Every line below that holds the word "Sticker" counts once; please tally them and give only the total.

Segment Open

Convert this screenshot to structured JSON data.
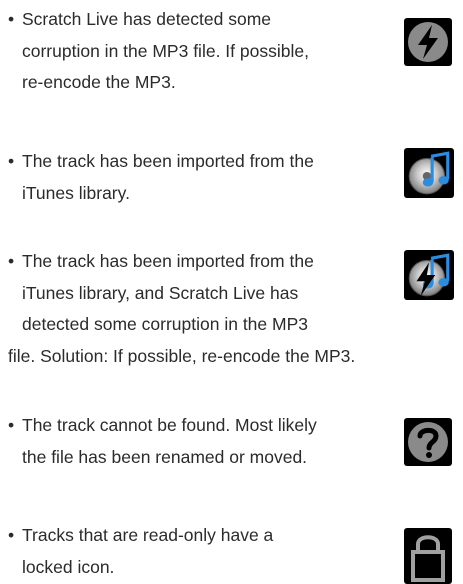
{
  "items": [
    {
      "icon": "corrupt-icon",
      "lines": [
        "Scratch Live has detected some",
        "corruption in the MP3 file. If possible,",
        "re-encode the MP3."
      ]
    },
    {
      "icon": "itunes-icon",
      "lines": [
        "The track has been imported from the",
        "iTunes library."
      ]
    },
    {
      "icon": "itunes-corrupt-icon",
      "lines": [
        "The track has been imported from the",
        "iTunes library, and Scratch Live has",
        "detected some corruption in the MP3",
        "file. Solution: If possible, re-encode the MP3."
      ]
    },
    {
      "icon": "question-icon",
      "lines": [
        "The track cannot be found. Most likely",
        "the file has been renamed or moved."
      ]
    },
    {
      "icon": "lock-icon",
      "lines": [
        "Tracks that are read-only have a",
        "locked icon."
      ]
    }
  ],
  "bullet": "•"
}
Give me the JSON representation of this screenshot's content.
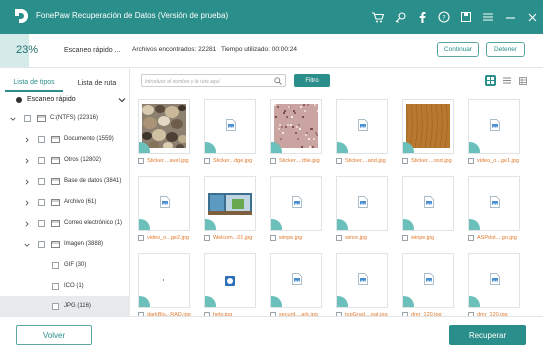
{
  "app": {
    "title": "FonePaw Recuperación de Datos (Versión de prueba)",
    "accent_color": "#2a8e8a",
    "titlebar_icons": [
      "cart-icon",
      "key-icon",
      "facebook-icon",
      "chat-icon",
      "save-icon",
      "menu-icon",
      "minimize-icon",
      "close-icon"
    ]
  },
  "progress": {
    "percent_label": "23%",
    "percent_value": 23,
    "scan_label": "Escaneo rápido ...",
    "found": "Archivos encontrados: 22281",
    "elapsed": "Tiempo utilizado: 00:00:24",
    "continue_label": "Continuar",
    "stop_label": "Detener"
  },
  "sidebar": {
    "tab_types": "Lista de tipos",
    "tab_path": "Lista de ruta",
    "scan_mode": "Escaneo rápido",
    "tree": [
      {
        "label": "C:(NTFS) (22316)",
        "icon": "drive-icon"
      },
      {
        "label": "Documento (1559)",
        "icon": "document-icon"
      },
      {
        "label": "Otros (12802)",
        "icon": "folder-icon"
      },
      {
        "label": "Base de datos (3841)",
        "icon": "database-icon"
      },
      {
        "label": "Archivo (61)",
        "icon": "archive-icon"
      },
      {
        "label": "Correo electrónico (1)",
        "icon": "email-icon"
      },
      {
        "label": "Imagen (3888)",
        "icon": "image-icon"
      },
      {
        "label": "GIF (30)",
        "icon": ""
      },
      {
        "label": "ICO (1)",
        "icon": ""
      },
      {
        "label": "JPG (116)",
        "icon": ""
      }
    ]
  },
  "toolbar": {
    "search_placeholder": "Introducir el nombre y la ruta aquí",
    "filter_label": "Filtro"
  },
  "files": [
    {
      "name": "Sticker....avel.jpg",
      "thumb": "pebbles"
    },
    {
      "name": "Sticker...dge.jpg",
      "thumb": "file"
    },
    {
      "name": "Sticker....rble.jpg",
      "thumb": "granite"
    },
    {
      "name": "Sticker....and.jpg",
      "thumb": "file"
    },
    {
      "name": "Sticker....ood.jpg",
      "thumb": "wood"
    },
    {
      "name": "video_o...ge1.jpg",
      "thumb": "file"
    },
    {
      "name": "video_o...ge2.jpg",
      "thumb": "file"
    },
    {
      "name": "Welcom...01.jpg",
      "thumb": "welcome"
    },
    {
      "name": "winpe.jpg",
      "thumb": "file"
    },
    {
      "name": "winre.jpg",
      "thumb": "file"
    },
    {
      "name": "winpe.jpg",
      "thumb": "file"
    },
    {
      "name": "ASPdot....go.jpg",
      "thumb": "file"
    },
    {
      "name": "darkBlu...RAD.jpg",
      "thumb": "blank"
    },
    {
      "name": "help.jpg",
      "thumb": "help"
    },
    {
      "name": "securit....ark.jpg",
      "thumb": "file"
    },
    {
      "name": "topGrad....eat.jpg",
      "thumb": "file"
    },
    {
      "name": "dmr_120.jpg",
      "thumb": "file"
    },
    {
      "name": "dmr_120.jpg",
      "thumb": "file"
    }
  ],
  "footer": {
    "back_label": "Volver",
    "recover_label": "Recuperar"
  }
}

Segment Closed

§ Task result
5